━━━ Material for the task
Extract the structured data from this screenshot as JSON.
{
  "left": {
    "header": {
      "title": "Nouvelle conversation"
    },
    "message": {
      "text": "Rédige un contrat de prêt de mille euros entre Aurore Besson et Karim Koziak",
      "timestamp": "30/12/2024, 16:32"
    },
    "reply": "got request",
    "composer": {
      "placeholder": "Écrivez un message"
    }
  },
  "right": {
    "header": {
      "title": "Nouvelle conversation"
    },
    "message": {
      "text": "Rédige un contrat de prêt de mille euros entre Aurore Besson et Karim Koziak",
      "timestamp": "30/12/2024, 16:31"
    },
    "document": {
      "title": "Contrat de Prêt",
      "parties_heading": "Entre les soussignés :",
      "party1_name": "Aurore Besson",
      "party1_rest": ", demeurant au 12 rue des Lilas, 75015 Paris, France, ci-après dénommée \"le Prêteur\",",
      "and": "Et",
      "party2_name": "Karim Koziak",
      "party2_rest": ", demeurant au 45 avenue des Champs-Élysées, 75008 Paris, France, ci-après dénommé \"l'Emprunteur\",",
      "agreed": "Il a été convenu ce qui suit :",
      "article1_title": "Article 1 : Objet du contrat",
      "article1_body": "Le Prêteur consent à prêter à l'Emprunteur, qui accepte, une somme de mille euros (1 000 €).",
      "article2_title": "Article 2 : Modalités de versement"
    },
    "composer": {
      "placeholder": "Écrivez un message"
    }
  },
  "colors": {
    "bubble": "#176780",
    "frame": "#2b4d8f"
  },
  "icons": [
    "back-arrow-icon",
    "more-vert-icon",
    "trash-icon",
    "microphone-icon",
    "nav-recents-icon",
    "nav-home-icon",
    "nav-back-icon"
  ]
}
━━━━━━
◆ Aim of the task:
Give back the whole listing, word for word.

◆ Answer below:
Extract the structured data from this screenshot as JSON.
{
  "left": {
    "header": {
      "title": "Nouvelle conversation"
    },
    "message": {
      "text": "Rédige un contrat de prêt de mille euros entre Aurore Besson et Karim Koziak",
      "timestamp": "30/12/2024, 16:32"
    },
    "reply": "got request",
    "composer": {
      "placeholder": "Écrivez un message"
    }
  },
  "right": {
    "header": {
      "title": "Nouvelle conversation"
    },
    "message": {
      "text": "Rédige un contrat de prêt de mille euros entre Aurore Besson et Karim Koziak",
      "timestamp": "30/12/2024, 16:31"
    },
    "document": {
      "title": "Contrat de Prêt",
      "parties_heading": "Entre les soussignés :",
      "party1_name": "Aurore Besson",
      "party1_rest": ", demeurant au 12 rue des Lilas, 75015 Paris, France, ci-après dénommée \"le Prêteur\",",
      "and": "Et",
      "party2_name": "Karim Koziak",
      "party2_rest": ", demeurant au 45 avenue des Champs-Élysées, 75008 Paris, France, ci-après dénommé \"l'Emprunteur\",",
      "agreed": "Il a été convenu ce qui suit :",
      "article1_title": "Article 1 : Objet du contrat",
      "article1_body": "Le Prêteur consent à prêter à l'Emprunteur, qui accepte, une somme de mille euros (1 000 €).",
      "article2_title": "Article 2 : Modalités de versement"
    },
    "composer": {
      "placeholder": "Écrivez un message"
    }
  },
  "colors": {
    "bubble": "#176780",
    "frame": "#2b4d8f"
  },
  "icons": [
    "back-arrow-icon",
    "more-vert-icon",
    "trash-icon",
    "microphone-icon",
    "nav-recents-icon",
    "nav-home-icon",
    "nav-back-icon"
  ]
}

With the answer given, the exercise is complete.